**WORK TASK:** Search the entries below for "title" and copy each matching line.

**INPUT DATA:**
-------

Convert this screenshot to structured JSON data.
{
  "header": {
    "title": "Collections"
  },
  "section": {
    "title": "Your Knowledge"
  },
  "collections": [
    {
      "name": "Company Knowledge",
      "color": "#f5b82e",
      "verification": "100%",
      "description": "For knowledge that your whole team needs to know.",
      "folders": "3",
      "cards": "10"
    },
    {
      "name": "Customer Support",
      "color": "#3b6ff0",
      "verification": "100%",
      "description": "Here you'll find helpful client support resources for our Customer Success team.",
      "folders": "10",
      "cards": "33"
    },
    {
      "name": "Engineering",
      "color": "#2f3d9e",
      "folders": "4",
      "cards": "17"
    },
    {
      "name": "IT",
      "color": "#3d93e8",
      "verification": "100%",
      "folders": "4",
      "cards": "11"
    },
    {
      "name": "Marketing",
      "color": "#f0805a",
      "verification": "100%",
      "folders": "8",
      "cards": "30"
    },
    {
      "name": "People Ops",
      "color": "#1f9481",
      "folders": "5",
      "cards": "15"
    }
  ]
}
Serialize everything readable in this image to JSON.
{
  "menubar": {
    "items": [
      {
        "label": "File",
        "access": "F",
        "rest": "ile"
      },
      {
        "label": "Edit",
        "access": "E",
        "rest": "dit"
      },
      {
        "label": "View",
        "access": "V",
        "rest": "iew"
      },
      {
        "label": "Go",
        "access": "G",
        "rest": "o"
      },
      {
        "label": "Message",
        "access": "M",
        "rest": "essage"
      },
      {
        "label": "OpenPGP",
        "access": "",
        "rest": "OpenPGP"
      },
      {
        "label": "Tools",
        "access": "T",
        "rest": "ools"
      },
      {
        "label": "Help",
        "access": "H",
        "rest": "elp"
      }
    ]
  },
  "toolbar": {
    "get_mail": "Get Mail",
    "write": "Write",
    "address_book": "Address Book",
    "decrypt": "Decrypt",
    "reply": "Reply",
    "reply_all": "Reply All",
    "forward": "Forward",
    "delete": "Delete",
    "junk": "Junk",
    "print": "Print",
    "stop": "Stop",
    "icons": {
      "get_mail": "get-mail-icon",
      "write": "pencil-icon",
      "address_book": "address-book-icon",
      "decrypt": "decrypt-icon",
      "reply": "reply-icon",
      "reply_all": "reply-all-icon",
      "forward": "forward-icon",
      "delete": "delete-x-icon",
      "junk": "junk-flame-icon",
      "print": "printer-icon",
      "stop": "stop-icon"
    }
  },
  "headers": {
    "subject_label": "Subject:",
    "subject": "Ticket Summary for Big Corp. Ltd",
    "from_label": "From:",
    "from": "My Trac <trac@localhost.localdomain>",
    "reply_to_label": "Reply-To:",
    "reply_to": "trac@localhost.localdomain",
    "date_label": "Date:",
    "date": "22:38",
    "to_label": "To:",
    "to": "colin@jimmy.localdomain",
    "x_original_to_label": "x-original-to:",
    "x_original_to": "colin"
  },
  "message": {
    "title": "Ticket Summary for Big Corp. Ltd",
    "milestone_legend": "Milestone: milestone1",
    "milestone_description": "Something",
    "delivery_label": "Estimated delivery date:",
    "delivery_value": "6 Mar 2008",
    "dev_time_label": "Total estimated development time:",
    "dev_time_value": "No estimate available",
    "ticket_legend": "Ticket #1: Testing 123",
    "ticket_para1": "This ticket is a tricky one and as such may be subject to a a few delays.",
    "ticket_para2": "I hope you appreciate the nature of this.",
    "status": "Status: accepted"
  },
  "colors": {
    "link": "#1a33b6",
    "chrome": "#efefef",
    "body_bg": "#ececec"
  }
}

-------

**THE ANSWER:**
    "title": "Collections"
    "title": "Your Knowledge"
    "title": "Ticket Summary for Big Corp. Ltd",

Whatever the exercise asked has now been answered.